Recycling & processing
Obviously, not all plastic waste from the ocean can be recycled into stylish bracelets, nor into innovative sneakers, functional shirts or chlorine-resistant swim suits like those produced by German sportswear manufacturer Adidas. However, projects like these do serve to heighten public awareness of the acute threat to the oceans. Plus, per pair of the “green shoe” that uses 85 percent recycled marine waste an average of eleven plastic bottles are recycled, according to Adidas.
So what can be done with the remaining floods of plastic waste? A marketable technology for recycling large quantities of plastics is not available yet, not least because each of the six economically most important polymers is made up of diverse basic components that are not chemically compatible. Consequently, waste collection by material type would be imperative to achieve effective and economically feasible recycling. What’s more, many types of plastics cannot simply be melted down and reused. Due to chemical reactions, some of them become unusable and others react with tiny residual contaminations that are hard to eliminate.
The bacterium that was accidentally discovered on a Japanese sanitary landfill, and investigated and developed further by U.S. scientists is not in large-scale use yet either. The “super enzyme” is said to be able to decompose polyethylene terephthalate – better known as PET – in a fraction of the time it takes a PET bottle to decompose naturally. In an article published by “National Geographic” last year, Professor John McGeehan who leads the research expressed optimism: “It’s well within the possibility that in the coming years we will see an industrially viable process to turn PET and potentially other substrates like PEF, PLA, and PBS, back into their original building blocks so that they can be sustainably recycled.”

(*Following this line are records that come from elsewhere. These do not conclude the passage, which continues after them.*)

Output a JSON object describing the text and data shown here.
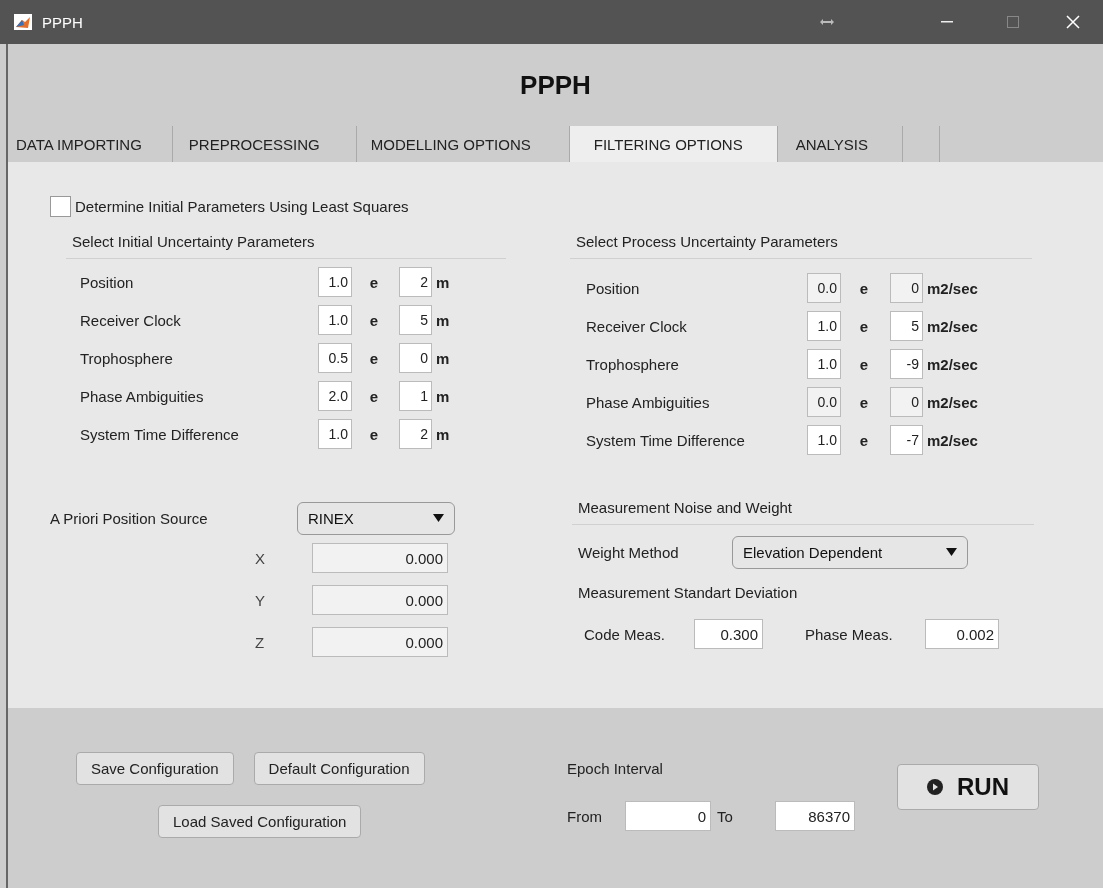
{
  "window": {
    "title": "PPPH"
  },
  "header": "PPPH",
  "tabs": [
    {
      "label": "DATA IMPORTING",
      "selected": false
    },
    {
      "label": "PREPROCESSING",
      "selected": false
    },
    {
      "label": "MODELLING OPTIONS",
      "selected": false
    },
    {
      "label": "FILTERING OPTIONS",
      "selected": true
    },
    {
      "label": "ANALYSIS",
      "selected": false
    }
  ],
  "least_squares": {
    "label": "Determine Initial Parameters Using Least Squares",
    "checked": false
  },
  "initial_uncertainty": {
    "title": "Select Initial Uncertainty Parameters",
    "rows": [
      {
        "label": "Position",
        "mantissa": "1.0",
        "separator": "e",
        "exponent": "2",
        "unit": "m",
        "disabled": false
      },
      {
        "label": "Receiver Clock",
        "mantissa": "1.0",
        "separator": "e",
        "exponent": "5",
        "unit": "m",
        "disabled": false
      },
      {
        "label": "Trophosphere",
        "mantissa": "0.5",
        "separator": "e",
        "exponent": "0",
        "unit": "m",
        "disabled": false
      },
      {
        "label": "Phase Ambiguities",
        "mantissa": "2.0",
        "separator": "e",
        "exponent": "1",
        "unit": "m",
        "disabled": false
      },
      {
        "label": "System Time Difference",
        "mantissa": "1.0",
        "separator": "e",
        "exponent": "2",
        "unit": "m",
        "disabled": false
      }
    ]
  },
  "process_uncertainty": {
    "title": "Select Process Uncertainty Parameters",
    "rows": [
      {
        "label": "Position",
        "mantissa": "0.0",
        "separator": "e",
        "exponent": "0",
        "unit": "m2/sec",
        "disabled": true
      },
      {
        "label": "Receiver Clock",
        "mantissa": "1.0",
        "separator": "e",
        "exponent": "5",
        "unit": "m2/sec",
        "disabled": false
      },
      {
        "label": "Trophosphere",
        "mantissa": "1.0",
        "separator": "e",
        "exponent": "-9",
        "unit": "m2/sec",
        "disabled": false
      },
      {
        "label": "Phase Ambiguities",
        "mantissa": "0.0",
        "separator": "e",
        "exponent": "0",
        "unit": "m2/sec",
        "disabled": true
      },
      {
        "label": "System Time Difference",
        "mantissa": "1.0",
        "separator": "e",
        "exponent": "-7",
        "unit": "m2/sec",
        "disabled": false
      }
    ]
  },
  "a_priori": {
    "label": "A Priori Position Source",
    "source": "RINEX",
    "coordinates": [
      {
        "axis": "X",
        "value": "0.000",
        "disabled": true
      },
      {
        "axis": "Y",
        "value": "0.000",
        "disabled": true
      },
      {
        "axis": "Z",
        "value": "0.000",
        "disabled": true
      }
    ]
  },
  "measurement": {
    "title": "Measurement Noise and Weight",
    "weight_label": "Weight Method",
    "weight_method": "Elevation Dependent",
    "std_title": "Measurement Standart Deviation",
    "code_label": "Code Meas.",
    "code_value": "0.300",
    "phase_label": "Phase Meas.",
    "phase_value": "0.002"
  },
  "configuration_buttons": [
    "Save Configuration",
    "Default Configuration",
    "Load Saved Configuration"
  ],
  "epoch": {
    "title": "Epoch Interval",
    "from_label": "From",
    "from": "0",
    "to_label": "To",
    "to": "86370"
  },
  "run_button": "RUN"
}
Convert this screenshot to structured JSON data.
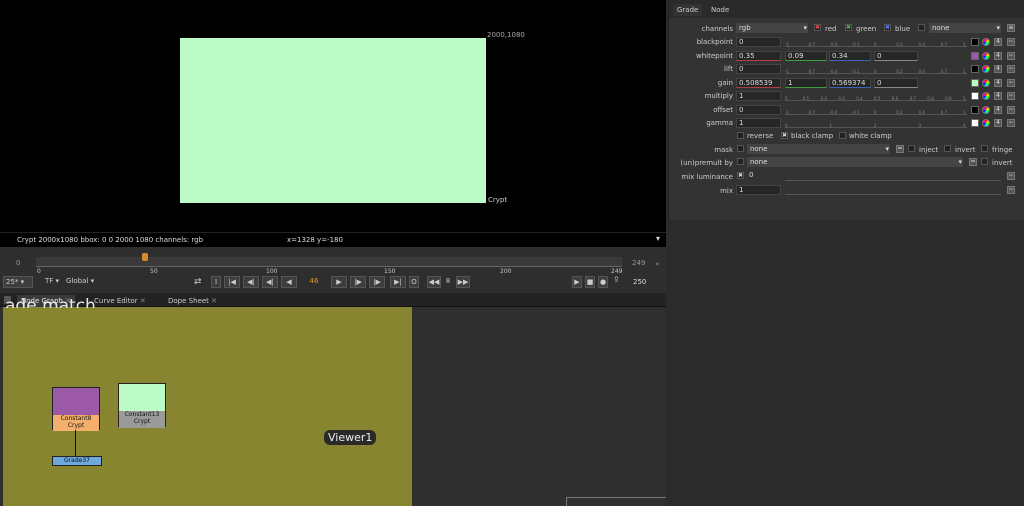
{
  "viewer": {
    "resolution_label": "2000,1080",
    "node_label": "Crypt",
    "info_text": "Crypt 2000x1080  bbox: 0 0 2000 1080 channels: rgb",
    "coords_text": "x=1328 y=-180",
    "image_color": "#bdfbc6"
  },
  "timeline": {
    "start_frame": "0",
    "end_frame": "249",
    "ticks": [
      "0",
      "50",
      "100",
      "150",
      "200",
      "249"
    ],
    "current_frame": "46",
    "fps": "25*",
    "tf": "TF",
    "scope": "Global",
    "step": "8",
    "out_frame": "250",
    "marker": "46"
  },
  "tabs": [
    "Node Graph",
    "Curve Editor",
    "Dope Sheet"
  ],
  "nodegraph": {
    "backdrop_title": "ade match",
    "backdrop_color": "#888530",
    "nodes": [
      {
        "label": "Constant8",
        "sub": "Crypt",
        "color": "#9b59a8"
      },
      {
        "label": "Constant13",
        "sub": "Crypt",
        "color": "#bdfbc6"
      },
      {
        "label": "Grade37",
        "sub": "",
        "color": "#6fa8dc"
      }
    ],
    "viewer_label": "Viewer1"
  },
  "properties": {
    "tabs": [
      "Grade",
      "Node"
    ],
    "channels": {
      "label": "channels",
      "value": "rgb",
      "red": "red",
      "green": "green",
      "blue": "blue",
      "alpha": "none"
    },
    "rows": [
      {
        "label": "blackpoint",
        "value": "0",
        "swatch": "#000000"
      },
      {
        "label": "whitepoint",
        "value": "0.35",
        "g": "0.09",
        "b": "0.34",
        "a": "0",
        "swatch": "#9b59a8"
      },
      {
        "label": "lift",
        "value": "0",
        "swatch": "#000000"
      },
      {
        "label": "gain",
        "value": "0.508539",
        "g": "1",
        "b": "0.569374",
        "a": "0",
        "swatch": "#bdfbc6"
      },
      {
        "label": "multiply",
        "value": "1",
        "swatch": "#ffffff"
      },
      {
        "label": "offset",
        "value": "0",
        "swatch": "#000000"
      },
      {
        "label": "gamma",
        "value": "1",
        "swatch": "#ffffff"
      }
    ],
    "channel_count": "4",
    "reverse": "reverse",
    "black_clamp": "black clamp",
    "white_clamp": "white clamp",
    "mask_label": "mask",
    "mask_value": "none",
    "inject": "inject",
    "invert": "invert",
    "fringe": "fringe",
    "unpremult_label": "(un)premult by",
    "unpremult_value": "none",
    "invert2": "invert",
    "mix_luminance_label": "mix luminance",
    "mix_luminance_value": "0",
    "mix_label": "mix",
    "mix_value": "1",
    "ticks_a": [
      "-1",
      "-0.7",
      "-0.4",
      "-0.1",
      "0",
      "0.2",
      "0.4",
      "0.7",
      "1"
    ],
    "ticks_b": [
      "0",
      "0.1",
      "0.2",
      "0.3",
      "0.4",
      "0.5",
      "0.6",
      "0.7",
      "0.8",
      "0.9",
      "1"
    ],
    "ticks_c": [
      "0",
      "1",
      "2",
      "3",
      "4"
    ]
  }
}
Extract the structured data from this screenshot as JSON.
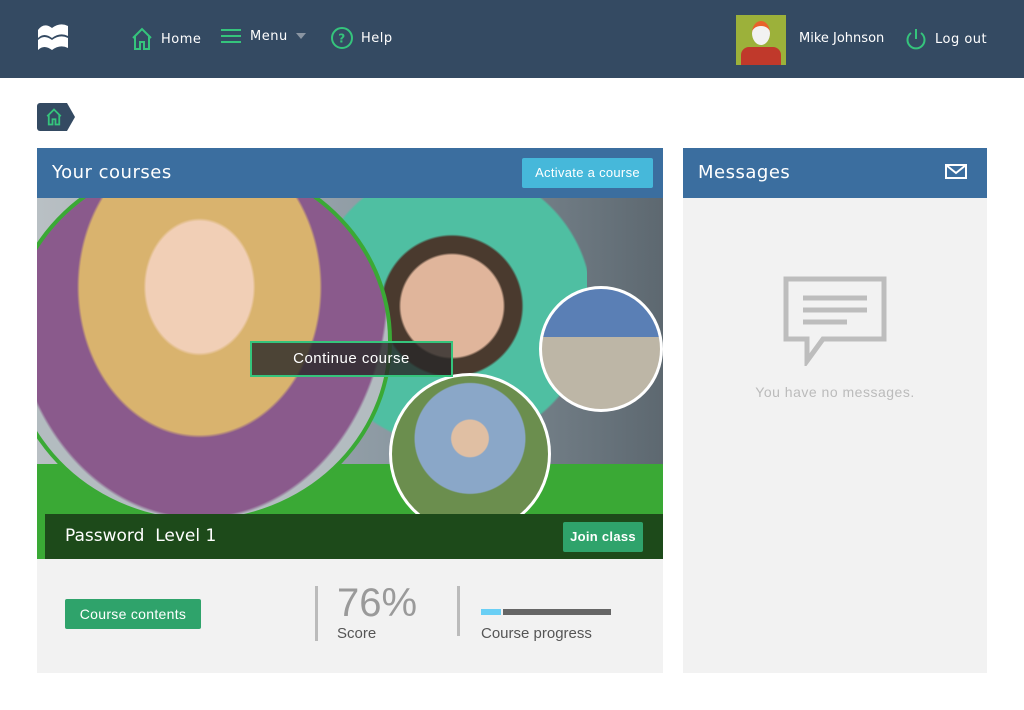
{
  "header": {
    "nav": [
      {
        "label": "Home",
        "icon": "home-icon"
      },
      {
        "label": "Menu",
        "icon": "menu-icon"
      },
      {
        "label": "Help",
        "icon": "help-icon"
      }
    ],
    "user_name": "Mike Johnson",
    "logout_label": "Log out"
  },
  "courses": {
    "title": "Your courses",
    "activate_label": "Activate a course",
    "continue_label": "Continue course",
    "course_name": "Password  Level 1",
    "join_label": "Join class",
    "contents_label": "Course contents",
    "score": "76%",
    "score_label": "Score",
    "progress_label": "Course progress",
    "progress_percent": 17
  },
  "messages": {
    "title": "Messages",
    "empty_text": "You have no messages."
  },
  "colors": {
    "header": "#344a62",
    "accent_green": "#35c47c",
    "panel_header": "#3b6e9f",
    "button_green": "#2fa36b",
    "activate": "#46b8da",
    "progress": "#6acff5"
  }
}
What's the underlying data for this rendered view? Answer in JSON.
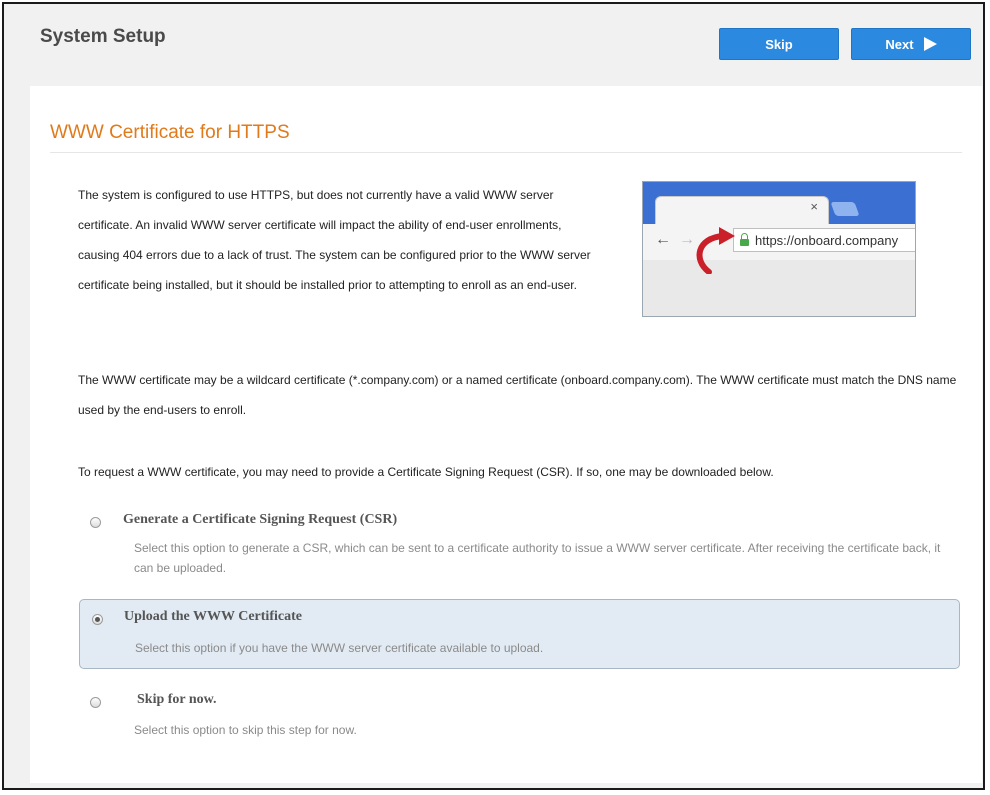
{
  "header": {
    "title": "System Setup",
    "skip_label": "Skip",
    "next_label": "Next"
  },
  "section": {
    "title": "WWW Certificate for HTTPS",
    "paragraphs": [
      "The system is configured to use HTTPS, but does not currently have a valid WWW server certificate. An invalid WWW server certificate will impact the ability of end-user enrollments, causing 404 errors due to a lack of trust. The system can be configured prior to the WWW server certificate being installed, but it should be installed prior to attempting to enroll as an end-user.",
      "The WWW certificate may be a wildcard certificate (*.company.com) or a named certificate (onboard.company.com). The WWW certificate must match the DNS name used by the end-users to enroll.",
      "To request a WWW certificate, you may need to provide a Certificate Signing Request (CSR). If so, one may be downloaded below."
    ]
  },
  "illustration": {
    "tab_close": "×",
    "url": "https://onboard.company"
  },
  "options": [
    {
      "label": "Generate a Certificate Signing Request (CSR)",
      "description": "Select this option to generate a CSR, which can be sent to a certificate authority to issue a WWW server certificate. After receiving the certificate back, it can be uploaded.",
      "selected": false
    },
    {
      "label": "Upload the WWW Certificate",
      "description": "Select this option if you have the WWW server certificate available to upload.",
      "selected": true
    },
    {
      "label": "Skip for now.",
      "description": "Select this option to skip this step for now.",
      "selected": false
    }
  ],
  "colors": {
    "button_blue": "#2b8ae0",
    "section_title_orange": "#e07a1a",
    "selected_option_bg": "#e2ebf4"
  }
}
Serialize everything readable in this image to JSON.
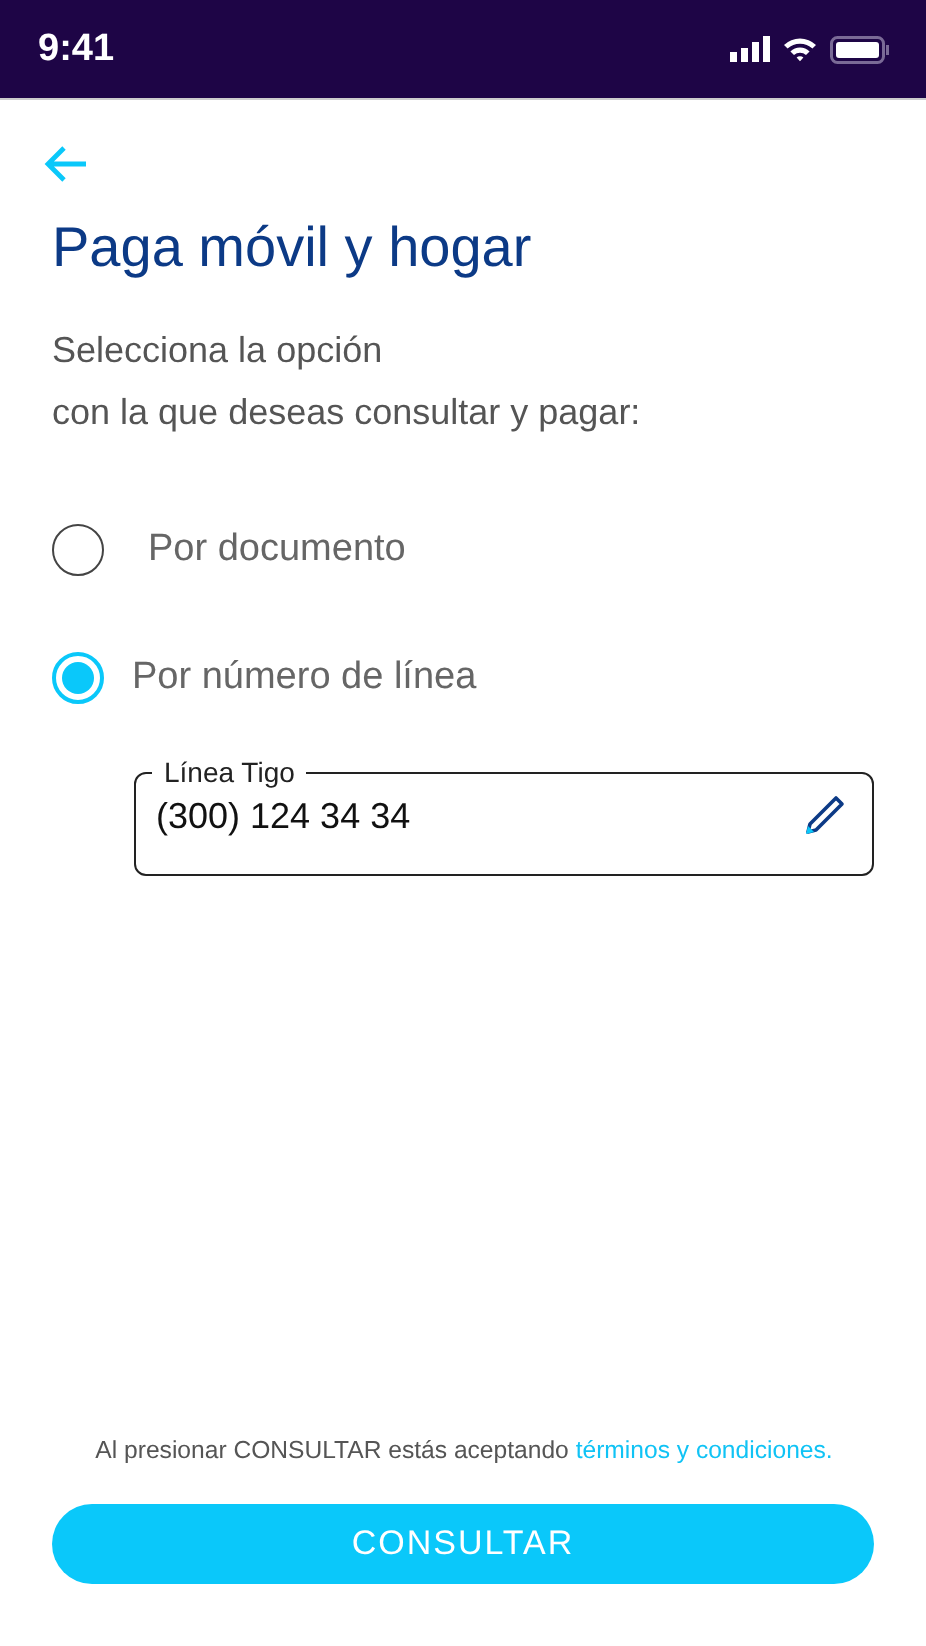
{
  "status_bar": {
    "time": "9:41"
  },
  "title": "Paga móvil y hogar",
  "subtitle": [
    "Selecciona la opción",
    "con la que deseas consultar y pagar:"
  ],
  "options": [
    {
      "label": "Por documento",
      "selected": false
    },
    {
      "label": "Por número de línea",
      "selected": true
    }
  ],
  "line_field": {
    "label": "Línea Tigo",
    "value": "(300) 124 34 34"
  },
  "terms": {
    "text": "Al presionar CONSULTAR estás aceptando",
    "link": "términos y condiciones."
  },
  "button": "CONSULTAR"
}
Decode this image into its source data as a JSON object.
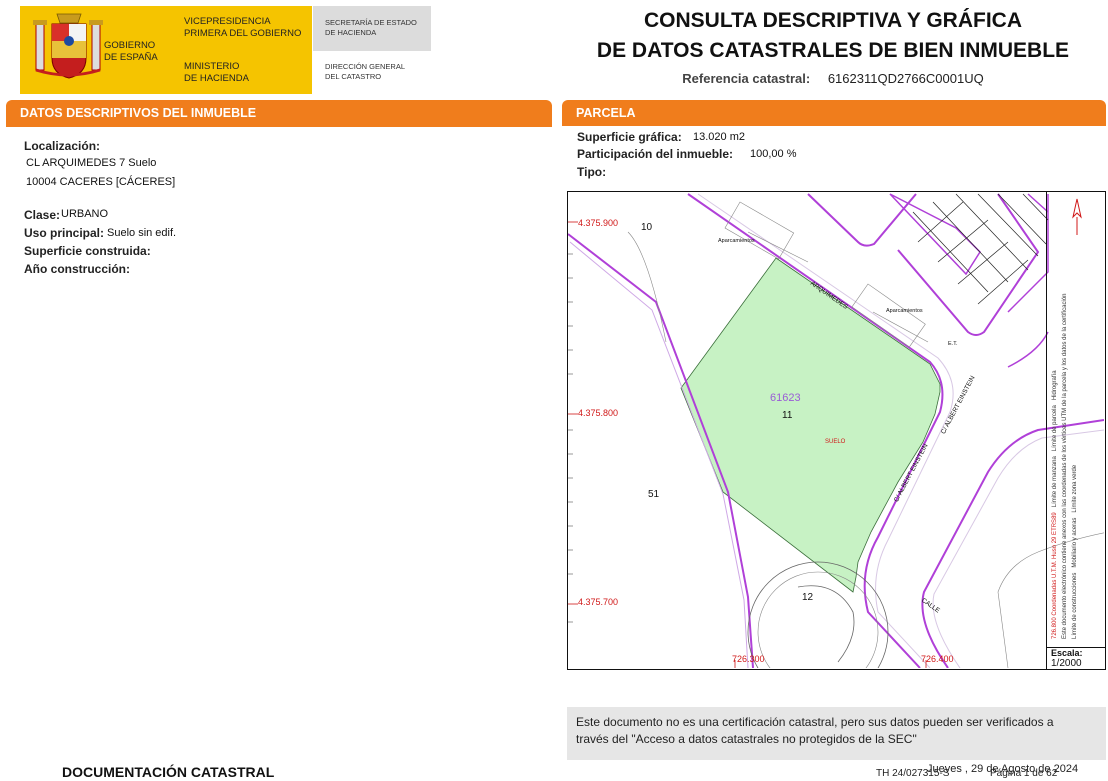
{
  "header": {
    "gov_line1": "GOBIERNO",
    "gov_line2": "DE ESPAÑA",
    "vice_line1": "VICEPRESIDENCIA",
    "vice_line2": "PRIMERA DEL GOBIERNO",
    "min_line1": "MINISTERIO",
    "min_line2": "DE HACIENDA",
    "sec_line1": "SECRETARÍA DE ESTADO",
    "sec_line2": "DE HACIENDA",
    "dir_line1": "DIRECCIÓN GENERAL",
    "dir_line2": "DEL CATASTRO",
    "title_line1": "CONSULTA DESCRIPTIVA Y GRÁFICA",
    "title_line2": "DE DATOS CATASTRALES DE BIEN INMUEBLE",
    "ref_label": "Referencia catastral:",
    "ref_value": "6162311QD2766C0001UQ"
  },
  "datos": {
    "section_title": "DATOS DESCRIPTIVOS DEL INMUEBLE",
    "localizacion_label": "Localización:",
    "address1": "CL ARQUIMEDES 7 Suelo",
    "address2": "10004 CACERES [CÁCERES]",
    "clase_label": "Clase:",
    "clase_value": "URBANO",
    "uso_label": "Uso principal:",
    "uso_value": "Suelo sin edif.",
    "superficie_label": "Superficie construida:",
    "anio_label": "Año construcción:"
  },
  "parcela": {
    "section_title": "PARCELA",
    "sup_label": "Superficie gráfica:",
    "sup_value": "13.020 m2",
    "part_label": "Participación del inmueble:",
    "part_value": "100,00 %",
    "tipo_label": "Tipo:"
  },
  "map": {
    "coord_y1": "4.375.900",
    "coord_y2": "4.375.800",
    "coord_y3": "4.375.700",
    "coord_x1": "726.300",
    "coord_x2": "726.400",
    "parcel_10": "10",
    "parcel_51": "51",
    "parcel_12": "12",
    "parcel_11": "11",
    "manzana": "61623",
    "suelo": "SUELO",
    "street1": "ARQUIMEDES",
    "street2": "C/ ALBERT EINSTEIN",
    "street3": "C/ ALBERT EINSTEIN",
    "street4": "CALLE",
    "apart1": "Aparcamientos",
    "apart2": "Aparcamientos",
    "et": "E.T.",
    "legend_limite_manzana": "Límite de manzana",
    "legend_limite_parcela": "Límite de parcela",
    "legend_hidrografia": "Hidrografía",
    "legend_limite_construcciones": "Límite de construcciones",
    "legend_mobiliario": "Mobiliario y aceras",
    "legend_zona_verde": "Límite zona verde",
    "legend_coords": "726.800 Coordenadas U.T.M. Huso 29 ETRS89",
    "legend_note": "Este documento electrónico contiene anexos con las coordenadas de los vértices UTM de la parcela y los datos de la certificación",
    "escala_label": "Escala:",
    "escala_value": "1/2000",
    "colors": {
      "parcel_fill": "#c7f2c4",
      "limite_manzana": "#b040d8",
      "coord_text": "#d01818",
      "orange": "#f07d1c"
    }
  },
  "disclaimer": {
    "line1": "Este documento no es una certificación catastral, pero sus datos pueden ser verificados a",
    "line2": "través del \"Acceso a datos catastrales no protegidos de la SEC\""
  },
  "footer": {
    "doc": "DOCUMENTACIÓN CATASTRAL",
    "th": "TH 24/027315-S",
    "date": "Jueves , 29 de Agosto de 2024",
    "page": "Página 1 de 62"
  }
}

The German company Ecogy plans to transform plastic waste into fuel: 140,000 metric tons (154,000 short tons) of plastic garbage are supposed to turn into 125 million liters (33 million gallons) of fuel. In 2018, Richard W. Roberts and Simon White pioneered the “Ocean Saviour” idea, a vessel that, while autonomously navigating the oceans, collects plastic waste and converts it onboard into the fuel powering the ship. In other parts of the world, for instance in China and India, scientists are working on the conversion of plastic waste into fuel as well. However, the high costs this entails often stifle progress. An even better solution, though, would be to avoid the generation of plastic waste in the first place, and particularly in the form of ocean litter. In closing, here’s a number that should serve as a warning: In 2016, a study commissioned by the World Economic Forum cautioned that by 2050 the amount of plastic in the oceans might exceed the amount of fish in them – a more than alarming prospect.
Sustainability at Schaeffler
“Sustainable” is one of the four central corporate values of the Schaeffler Group. Find out here how the company makes its business operations as environmentally and socially responsible as possible.